Overview: Depression following a stroke (post-stroke depression) is extremely common, and all too often is accepted as a natural, psychological reaction to stroke. During a stroke, some of the brain's neurons (nerve cells) die. The loss of these neurons produces symptoms directly related to the missing neurons—for example, paralysis if neurons directing movement die, or the inability to speak when speech neurons die. However, depression after a stroke can arise independently of the location of the stroke. Although some areas may be more likely to induce depression, this suggests that post-stroke depression might be caused indirectly from biological events associated with neuron death. Further, the psychological and social consequences of a stroke are also important in triggering depression. This places post-stroke depression squarely within the bio-psycho-social model currently used to explain the origins of most psychiatric illness.
Rate and risk factors for post-stroke depression: The rate of post-stroke depression appears to be higher in individuals who have had an episode of depression before their stroke. In individuals with a history of depression who suffer a stroke, about one-third will develop post-stroke depression. In addition, the rate of depression after strokes seems less for strokes of the lower brain (brainstem) circulation. Earlier studies had suggested that left-sided strokes in the front of the brain were the most likely to produce depression, but more recent evidence does not appear to support this idea.
Psychological variables in post-stroke depression: While it has been a little difficult to determine the relative contributions of biological and psycho-social processes to producing post-stroke depression, much evidence supports the role of the functional consequences of stroke and social factors as important in generating post-stroke depression. Earlier Viewpoints have discussed the role that stress can play in depression. Following stroke, factors like loss of the ability to move or talk, or think clearly, may contribute to depression. Some work suggests that the importance of the lost function in a person's life may be important. Other generally stressful events, such as relationship stress, loss of income, and loss of the ability to take care of oneself are probably important risk factors for developing post-stroke depression.
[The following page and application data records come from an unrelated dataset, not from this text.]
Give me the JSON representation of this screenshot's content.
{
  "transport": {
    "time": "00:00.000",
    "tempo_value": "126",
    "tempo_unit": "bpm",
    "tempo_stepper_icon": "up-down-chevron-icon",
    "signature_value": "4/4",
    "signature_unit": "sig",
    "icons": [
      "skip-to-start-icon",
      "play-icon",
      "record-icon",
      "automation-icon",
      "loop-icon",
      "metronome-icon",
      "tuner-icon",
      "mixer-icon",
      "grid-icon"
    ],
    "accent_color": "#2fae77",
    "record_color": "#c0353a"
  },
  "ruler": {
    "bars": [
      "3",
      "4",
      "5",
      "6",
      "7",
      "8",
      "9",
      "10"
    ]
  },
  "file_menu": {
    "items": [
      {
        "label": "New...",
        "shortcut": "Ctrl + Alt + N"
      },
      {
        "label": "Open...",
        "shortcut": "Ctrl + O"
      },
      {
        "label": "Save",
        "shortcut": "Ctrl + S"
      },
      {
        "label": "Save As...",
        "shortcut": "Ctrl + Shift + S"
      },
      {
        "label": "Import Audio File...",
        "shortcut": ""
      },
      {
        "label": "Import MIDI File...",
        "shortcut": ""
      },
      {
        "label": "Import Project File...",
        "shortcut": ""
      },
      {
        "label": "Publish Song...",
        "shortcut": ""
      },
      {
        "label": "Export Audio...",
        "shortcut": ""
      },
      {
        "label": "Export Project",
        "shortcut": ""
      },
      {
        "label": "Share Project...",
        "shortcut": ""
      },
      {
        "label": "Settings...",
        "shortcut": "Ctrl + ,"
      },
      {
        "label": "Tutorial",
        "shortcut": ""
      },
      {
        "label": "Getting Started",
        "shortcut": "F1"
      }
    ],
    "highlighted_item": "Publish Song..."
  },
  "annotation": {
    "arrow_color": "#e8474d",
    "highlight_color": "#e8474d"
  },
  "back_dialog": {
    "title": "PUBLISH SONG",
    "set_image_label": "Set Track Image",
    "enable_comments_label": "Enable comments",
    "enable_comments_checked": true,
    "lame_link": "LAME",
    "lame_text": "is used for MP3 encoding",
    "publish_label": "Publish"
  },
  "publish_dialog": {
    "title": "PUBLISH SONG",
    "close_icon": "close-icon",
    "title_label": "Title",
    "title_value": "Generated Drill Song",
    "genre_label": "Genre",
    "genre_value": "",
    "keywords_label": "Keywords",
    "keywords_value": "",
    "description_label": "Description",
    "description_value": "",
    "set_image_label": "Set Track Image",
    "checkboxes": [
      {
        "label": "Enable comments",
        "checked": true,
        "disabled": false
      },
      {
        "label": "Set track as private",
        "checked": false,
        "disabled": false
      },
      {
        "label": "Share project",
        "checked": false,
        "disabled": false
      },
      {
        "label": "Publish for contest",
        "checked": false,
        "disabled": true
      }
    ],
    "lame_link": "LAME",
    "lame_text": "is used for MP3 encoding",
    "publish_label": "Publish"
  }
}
Treatment of post-stroke depression: In my opinion, post-stroke depression (and ALL depression) deserves aggressive treatment. The treatments for post-stroke depression seem to be largely the same as those for depression arising from other causes. As with most types of depression, treating with a selective serotonin reuptake inhibitor (SSRI) such as fluoxetine is a reasonable first choice. However, since many people don't fully recover with SSRI therapy alone, a broader spectrum antidepressant, such as mirtazapine or venlafaxine might be needed. Cognitive behavioral psychotherapy is consistently the most effective psychotherapy for major depression, and appears useful in treating post-stroke depression.
Guido Gainotti and Camillo Marra. Determinants and consequences of post-stroke depression. Current Opinion in Neurology, Volume 15, pages 85-89, 2002.